### Task instructions
Copy all entries exactly.

Items from an interface collection
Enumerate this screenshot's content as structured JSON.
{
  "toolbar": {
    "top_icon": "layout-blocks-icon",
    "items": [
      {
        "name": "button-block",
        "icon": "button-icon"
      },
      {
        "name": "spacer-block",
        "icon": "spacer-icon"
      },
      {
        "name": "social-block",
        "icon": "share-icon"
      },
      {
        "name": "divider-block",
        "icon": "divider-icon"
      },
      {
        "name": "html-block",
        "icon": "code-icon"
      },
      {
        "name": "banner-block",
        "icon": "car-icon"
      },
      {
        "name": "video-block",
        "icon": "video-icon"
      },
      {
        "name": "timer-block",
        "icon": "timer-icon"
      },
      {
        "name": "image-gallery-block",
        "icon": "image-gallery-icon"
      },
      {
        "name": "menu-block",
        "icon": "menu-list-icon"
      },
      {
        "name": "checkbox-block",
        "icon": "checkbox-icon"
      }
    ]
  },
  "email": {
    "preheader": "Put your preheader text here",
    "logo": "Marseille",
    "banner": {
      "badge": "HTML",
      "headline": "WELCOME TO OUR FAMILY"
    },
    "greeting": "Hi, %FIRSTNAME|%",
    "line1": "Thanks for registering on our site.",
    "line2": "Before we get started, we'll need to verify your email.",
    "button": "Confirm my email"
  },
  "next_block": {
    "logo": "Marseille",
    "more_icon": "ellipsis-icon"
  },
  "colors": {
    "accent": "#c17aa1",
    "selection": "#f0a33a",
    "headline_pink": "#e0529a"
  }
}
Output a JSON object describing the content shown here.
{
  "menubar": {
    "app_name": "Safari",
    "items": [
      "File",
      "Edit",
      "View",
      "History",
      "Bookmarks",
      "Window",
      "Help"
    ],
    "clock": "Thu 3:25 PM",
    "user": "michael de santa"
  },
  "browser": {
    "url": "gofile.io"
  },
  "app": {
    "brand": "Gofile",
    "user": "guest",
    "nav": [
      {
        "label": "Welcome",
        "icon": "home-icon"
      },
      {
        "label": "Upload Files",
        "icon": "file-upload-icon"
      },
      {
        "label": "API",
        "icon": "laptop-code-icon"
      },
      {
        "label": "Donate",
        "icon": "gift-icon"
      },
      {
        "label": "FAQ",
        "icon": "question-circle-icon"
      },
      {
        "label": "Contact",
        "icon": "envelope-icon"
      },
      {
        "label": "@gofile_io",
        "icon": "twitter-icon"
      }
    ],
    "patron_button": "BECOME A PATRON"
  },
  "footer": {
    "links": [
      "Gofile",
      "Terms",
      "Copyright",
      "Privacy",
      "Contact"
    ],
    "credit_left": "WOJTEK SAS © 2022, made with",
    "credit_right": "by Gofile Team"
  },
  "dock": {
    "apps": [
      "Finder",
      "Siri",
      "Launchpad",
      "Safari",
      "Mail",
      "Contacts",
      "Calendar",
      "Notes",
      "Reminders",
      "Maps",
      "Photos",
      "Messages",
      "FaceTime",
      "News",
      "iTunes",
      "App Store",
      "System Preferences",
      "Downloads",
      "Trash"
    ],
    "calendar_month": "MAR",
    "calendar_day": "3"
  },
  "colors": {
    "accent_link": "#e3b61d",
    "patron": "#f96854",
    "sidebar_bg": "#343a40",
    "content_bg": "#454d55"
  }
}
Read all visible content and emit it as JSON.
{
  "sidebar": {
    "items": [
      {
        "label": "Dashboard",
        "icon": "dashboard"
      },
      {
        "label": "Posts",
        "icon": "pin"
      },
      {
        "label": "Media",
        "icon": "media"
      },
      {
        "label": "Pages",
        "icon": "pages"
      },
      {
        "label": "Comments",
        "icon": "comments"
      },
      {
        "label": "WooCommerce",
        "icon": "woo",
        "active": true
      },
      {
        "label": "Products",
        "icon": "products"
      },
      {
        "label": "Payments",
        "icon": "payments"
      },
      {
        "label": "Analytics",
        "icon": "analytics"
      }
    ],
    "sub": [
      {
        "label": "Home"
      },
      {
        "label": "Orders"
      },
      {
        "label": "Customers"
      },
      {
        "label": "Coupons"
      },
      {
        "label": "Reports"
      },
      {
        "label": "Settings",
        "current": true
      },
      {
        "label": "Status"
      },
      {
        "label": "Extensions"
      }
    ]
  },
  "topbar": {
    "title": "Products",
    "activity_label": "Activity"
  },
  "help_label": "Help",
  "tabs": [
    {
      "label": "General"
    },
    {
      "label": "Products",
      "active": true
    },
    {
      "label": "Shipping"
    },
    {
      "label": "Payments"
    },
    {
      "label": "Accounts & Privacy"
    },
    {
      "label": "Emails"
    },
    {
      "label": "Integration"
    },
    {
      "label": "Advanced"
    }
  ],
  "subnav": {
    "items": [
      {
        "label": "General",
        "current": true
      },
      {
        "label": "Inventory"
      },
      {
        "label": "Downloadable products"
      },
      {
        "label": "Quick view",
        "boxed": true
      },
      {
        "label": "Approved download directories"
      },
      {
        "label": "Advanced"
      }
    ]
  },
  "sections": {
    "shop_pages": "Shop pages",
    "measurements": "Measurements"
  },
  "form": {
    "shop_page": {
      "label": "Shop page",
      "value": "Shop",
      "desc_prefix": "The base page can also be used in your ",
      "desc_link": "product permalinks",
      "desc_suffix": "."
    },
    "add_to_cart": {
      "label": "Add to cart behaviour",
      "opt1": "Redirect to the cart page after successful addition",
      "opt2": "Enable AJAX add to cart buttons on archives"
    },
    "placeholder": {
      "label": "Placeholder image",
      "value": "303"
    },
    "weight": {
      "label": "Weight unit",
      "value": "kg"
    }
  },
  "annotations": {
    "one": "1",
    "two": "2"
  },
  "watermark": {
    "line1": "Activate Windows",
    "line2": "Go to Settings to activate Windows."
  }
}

### Reply to the exercise
Enumerate this screenshot's content as structured JSON.
{
  "toolbar": {
    "top_icon": "layout-blocks-icon",
    "items": [
      {
        "name": "button-block",
        "icon": "button-icon"
      },
      {
        "name": "spacer-block",
        "icon": "spacer-icon"
      },
      {
        "name": "social-block",
        "icon": "share-icon"
      },
      {
        "name": "divider-block",
        "icon": "divider-icon"
      },
      {
        "name": "html-block",
        "icon": "code-icon"
      },
      {
        "name": "banner-block",
        "icon": "car-icon"
      },
      {
        "name": "video-block",
        "icon": "video-icon"
      },
      {
        "name": "timer-block",
        "icon": "timer-icon"
      },
      {
        "name": "image-gallery-block",
        "icon": "image-gallery-icon"
      },
      {
        "name": "menu-block",
        "icon": "menu-list-icon"
      },
      {
        "name": "checkbox-block",
        "icon": "checkbox-icon"
      }
    ]
  },
  "email": {
    "preheader": "Put your preheader text here",
    "logo": "Marseille",
    "banner": {
      "badge": "HTML",
      "headline": "WELCOME TO OUR FAMILY"
    },
    "greeting": "Hi, %FIRSTNAME|%",
    "line1": "Thanks for registering on our site.",
    "line2": "Before we get started, we'll need to verify your email.",
    "button": "Confirm my email"
  },
  "next_block": {
    "logo": "Marseille",
    "more_icon": "ellipsis-icon"
  },
  "colors": {
    "accent": "#c17aa1",
    "selection": "#f0a33a",
    "headline_pink": "#e0529a"
  }
}
Output a JSON object describing the content shown here.
{
  "menubar": {
    "app_name": "Safari",
    "items": [
      "File",
      "Edit",
      "View",
      "History",
      "Bookmarks",
      "Window",
      "Help"
    ],
    "clock": "Thu 3:25 PM",
    "user": "michael de santa"
  },
  "browser": {
    "url": "gofile.io"
  },
  "app": {
    "brand": "Gofile",
    "user": "guest",
    "nav": [
      {
        "label": "Welcome",
        "icon": "home-icon"
      },
      {
        "label": "Upload Files",
        "icon": "file-upload-icon"
      },
      {
        "label": "API",
        "icon": "laptop-code-icon"
      },
      {
        "label": "Donate",
        "icon": "gift-icon"
      },
      {
        "label": "FAQ",
        "icon": "question-circle-icon"
      },
      {
        "label": "Contact",
        "icon": "envelope-icon"
      },
      {
        "label": "@gofile_io",
        "icon": "twitter-icon"
      }
    ],
    "patron_button": "BECOME A PATRON"
  },
  "footer": {
    "links": [
      "Gofile",
      "Terms",
      "Copyright",
      "Privacy",
      "Contact"
    ],
    "credit_left": "WOJTEK SAS © 2022, made with",
    "credit_right": "by Gofile Team"
  },
  "dock": {
    "apps": [
      "Finder",
      "Siri",
      "Launchpad",
      "Safari",
      "Mail",
      "Contacts",
      "Calendar",
      "Notes",
      "Reminders",
      "Maps",
      "Photos",
      "Messages",
      "FaceTime",
      "News",
      "iTunes",
      "App Store",
      "System Preferences",
      "Downloads",
      "Trash"
    ],
    "calendar_month": "MAR",
    "calendar_day": "3"
  },
  "colors": {
    "accent_link": "#e3b61d",
    "patron": "#f96854",
    "sidebar_bg": "#343a40",
    "content_bg": "#454d55"
  }
}
Read all visible content and emit it as JSON.
{
  "sidebar": {
    "items": [
      {
        "label": "Dashboard",
        "icon": "dashboard"
      },
      {
        "label": "Posts",
        "icon": "pin"
      },
      {
        "label": "Media",
        "icon": "media"
      },
      {
        "label": "Pages",
        "icon": "pages"
      },
      {
        "label": "Comments",
        "icon": "comments"
      },
      {
        "label": "WooCommerce",
        "icon": "woo",
        "active": true
      },
      {
        "label": "Products",
        "icon": "products"
      },
      {
        "label": "Payments",
        "icon": "payments"
      },
      {
        "label": "Analytics",
        "icon": "analytics"
      }
    ],
    "sub": [
      {
        "label": "Home"
      },
      {
        "label": "Orders"
      },
      {
        "label": "Customers"
      },
      {
        "label": "Coupons"
      },
      {
        "label": "Reports"
      },
      {
        "label": "Settings",
        "current": true
      },
      {
        "label": "Status"
      },
      {
        "label": "Extensions"
      }
    ]
  },
  "topbar": {
    "title": "Products",
    "activity_label": "Activity"
  },
  "help_label": "Help",
  "tabs": [
    {
      "label": "General"
    },
    {
      "label": "Products",
      "active": true
    },
    {
      "label": "Shipping"
    },
    {
      "label": "Payments"
    },
    {
      "label": "Accounts & Privacy"
    },
    {
      "label": "Emails"
    },
    {
      "label": "Integration"
    },
    {
      "label": "Advanced"
    }
  ],
  "subnav": {
    "items": [
      {
        "label": "General",
        "current": true
      },
      {
        "label": "Inventory"
      },
      {
        "label": "Downloadable products"
      },
      {
        "label": "Quick view",
        "boxed": true
      },
      {
        "label": "Approved download directories"
      },
      {
        "label": "Advanced"
      }
    ]
  },
  "sections": {
    "shop_pages": "Shop pages",
    "measurements": "Measurements"
  },
  "form": {
    "shop_page": {
      "label": "Shop page",
      "value": "Shop",
      "desc_prefix": "The base page can also be used in your ",
      "desc_link": "product permalinks",
      "desc_suffix": "."
    },
    "add_to_cart": {
      "label": "Add to cart behaviour",
      "opt1": "Redirect to the cart page after successful addition",
      "opt2": "Enable AJAX add to cart buttons on archives"
    },
    "placeholder": {
      "label": "Placeholder image",
      "value": "303"
    },
    "weight": {
      "label": "Weight unit",
      "value": "kg"
    }
  },
  "annotations": {
    "one": "1",
    "two": "2"
  },
  "watermark": {
    "line1": "Activate Windows",
    "line2": "Go to Settings to activate Windows."
  }
}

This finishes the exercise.